How can our country engage more women, girls, and other underrepresented groups in STEM?

I grew up with amazing role models in the STEM arena, almost entirely men.  I never recall anyone making a fuss over gender and STEM related activities and efforts.  That neutrality, normalcy, as well as the opportunities to take STEM classes, camps, and pursue a STEM career was a natural extension of my interests and my various mentor’s encouragement.  This natural, seamless encouragement is important and a great way to cultivate future generations of STEM innovators. 

Do you have tips you'd recommend for someone looking to enter your field of work?

If you are passionate about a STEM discipline, endure and commit to finding a path that works for you while being honest with yourself.  Be honest with yourself.Know your strengths and find ways to leverage them to support what you're passionate about.Equally important is to be honest and acknowledge your weaknesses, and if they are an impediment to what you want to be or do, then you need to figure out a way to convert them from weaknesses to strengths, or own that they are a part of you, and find another means to move forward (chose an alternative path, find a partner whose strengths complement yours, etc.).Ultimately, regardless of what career path you take, partnerships and collaboration are vital, so finding ways you can contribute while honoring the strengths and capabilities of yourself and your colleagues is important.

When you have free time, what are your hobbies?

My free time varies.  I live with a chronic illness, so sometimes, when it is active, my free time is spent recharging, resting, reading good books!  But my husband and I love to travel and explore the world. Everything from the local Oregon, Pacific Northwest region in which we live, to international adventures where the history of the planet and human society offer us many lessons and things to experience. 
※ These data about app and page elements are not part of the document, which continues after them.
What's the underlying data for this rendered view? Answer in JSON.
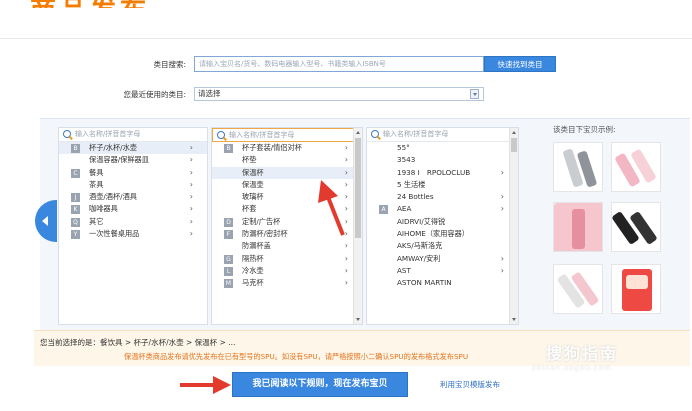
{
  "header": {
    "partial_title": "商品发布"
  },
  "search": {
    "label": "类目搜索:",
    "placeholder": "请输入宝贝名/货号、数码电器输入型号、书籍类输入ISBN号",
    "button": "快速找到类目"
  },
  "recent": {
    "label": "您最近使用的类目:",
    "value": "请选择"
  },
  "columns": [
    {
      "search_placeholder": "输入名称/拼音首字母",
      "items": [
        {
          "letter": "B",
          "label": "杯子/水杯/水壶",
          "chevron": "›",
          "selected": true
        },
        {
          "letter": "",
          "label": "保温容器/保鲜器皿",
          "chevron": "›"
        },
        {
          "letter": "C",
          "label": "餐具",
          "chevron": "›"
        },
        {
          "letter": "",
          "label": "茶具",
          "chevron": "›"
        },
        {
          "letter": "J",
          "label": "酒壶/酒杯/酒具",
          "chevron": "›"
        },
        {
          "letter": "K",
          "label": "咖啡器具",
          "chevron": "›"
        },
        {
          "letter": "Q",
          "label": "其它",
          "chevron": "›"
        },
        {
          "letter": "Y",
          "label": "一次性餐桌用品",
          "chevron": "›"
        }
      ]
    },
    {
      "search_placeholder": "输入名称/拼音首字母",
      "items": [
        {
          "letter": "B",
          "label": "杯子套装/情侣对杯",
          "chevron": "›"
        },
        {
          "letter": "",
          "label": "杯垫",
          "chevron": "›"
        },
        {
          "letter": "",
          "label": "保温杯",
          "chevron": "›",
          "selected": true
        },
        {
          "letter": "",
          "label": "保温壶",
          "chevron": "›"
        },
        {
          "letter": "",
          "label": "玻璃杯",
          "chevron": "›"
        },
        {
          "letter": "",
          "label": "杯套",
          "chevron": "›"
        },
        {
          "letter": "D",
          "label": "定制/广告杯",
          "chevron": "›"
        },
        {
          "letter": "F",
          "label": "防漏杯/密封杯",
          "chevron": "›"
        },
        {
          "letter": "",
          "label": "防漏杯盖",
          "chevron": "›"
        },
        {
          "letter": "G",
          "label": "隔热杯",
          "chevron": "›"
        },
        {
          "letter": "L",
          "label": "冷水壶",
          "chevron": "›"
        },
        {
          "letter": "M",
          "label": "马克杯",
          "chevron": "›"
        }
      ]
    },
    {
      "search_placeholder": "输入名称/拼音首字母",
      "items": [
        {
          "letter": "",
          "label": "55°",
          "chevron": ""
        },
        {
          "letter": "",
          "label": "3543",
          "chevron": ""
        },
        {
          "letter": "",
          "label": "1938 I　RPOLOCLUB",
          "chevron": "›"
        },
        {
          "letter": "",
          "label": "5 生活楼",
          "chevron": ""
        },
        {
          "letter": "",
          "label": "24 Bottles",
          "chevron": "›"
        },
        {
          "letter": "A",
          "label": "AEA",
          "chevron": "›"
        },
        {
          "letter": "",
          "label": "AIDRVI/艾得锐",
          "chevron": ""
        },
        {
          "letter": "",
          "label": "AIHOME（家用容器）",
          "chevron": ""
        },
        {
          "letter": "",
          "label": "AKS/马斯洛克",
          "chevron": ""
        },
        {
          "letter": "",
          "label": "AMWAY/安利",
          "chevron": "›"
        },
        {
          "letter": "",
          "label": "AST",
          "chevron": "›"
        },
        {
          "letter": "",
          "label": "ASTON MARTIN",
          "chevron": ""
        }
      ]
    }
  ],
  "preview": {
    "title": "该类目下宝贝示例:"
  },
  "path": {
    "text": "您当前选择的是：餐饮具 > 杯子/水杯/水壶 > 保温杯 > ...",
    "warning": "保温杯类商品发布请优先发布在已有型号的SPU。如没有SPU，请严格按照小二确认SPU的发布格式发布SPU"
  },
  "actions": {
    "publish": "我已阅读以下规则，现在发布宝贝",
    "template_link": "利用宝贝模版发布"
  },
  "watermark": {
    "main": "搜狗指南",
    "sub": "zhinan.sogou.com"
  },
  "colors": {
    "accent": "#3a87df",
    "warning": "#e5731a",
    "arrow": "#e23b2e"
  }
}
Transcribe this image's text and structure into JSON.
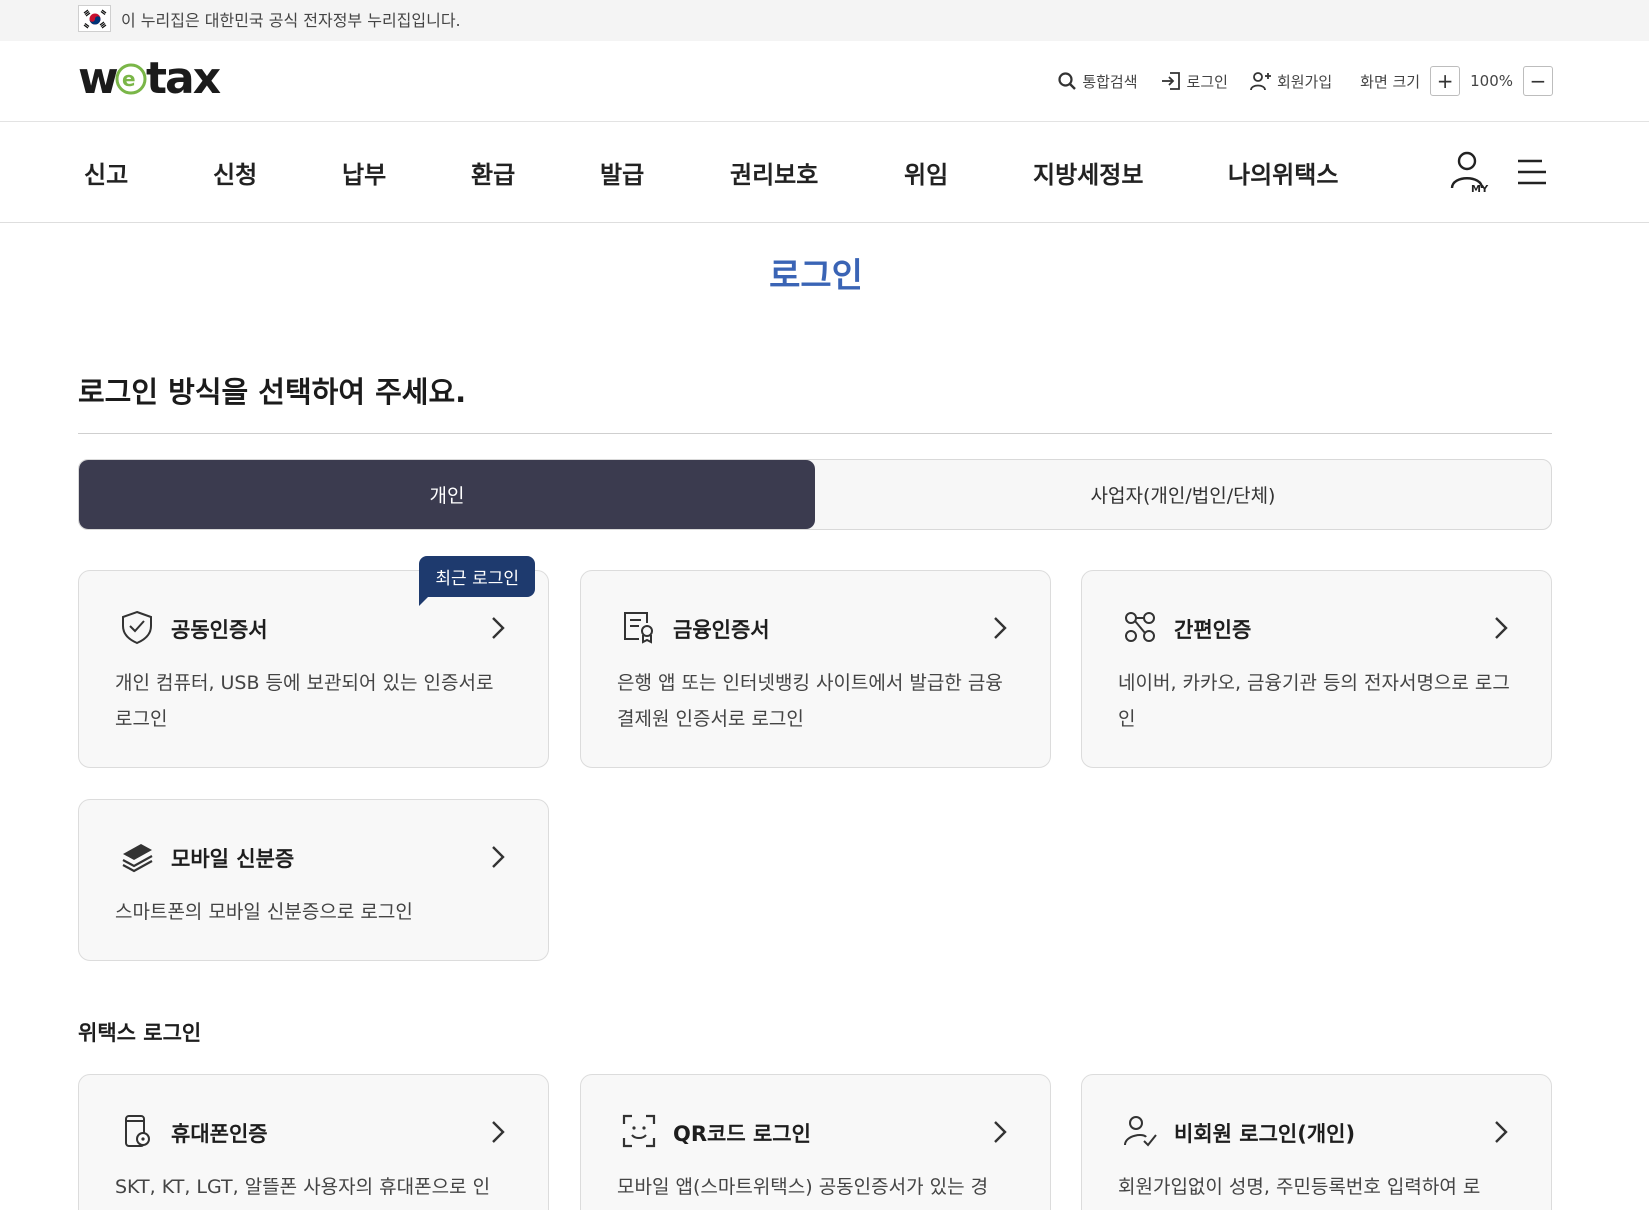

At our house we raise chickens and cats, as well as numerous fruit trees and a prolific garden.  The Pacific NW is amazing in its abundance and ability to grow…almost anything. We recently added a few olive trees to the mix as well!  Between the garden and fruit trees I spend quite a bit of time in the fall canning and preserving everything from apple pie filling to cherries, grape juice, tomato sauces etc. I also enjoying reading, music, and the arts, especially dance. And my husband and I have been “adopted” as honorary aunt and uncle to a number of creative, amusing, ornery kiddos that we enjoy spending time with, and with whom we get to further investigate and discover the world!

 

Learn more about our programs & resources for women and girls in STEM at http://www.energy.gov/women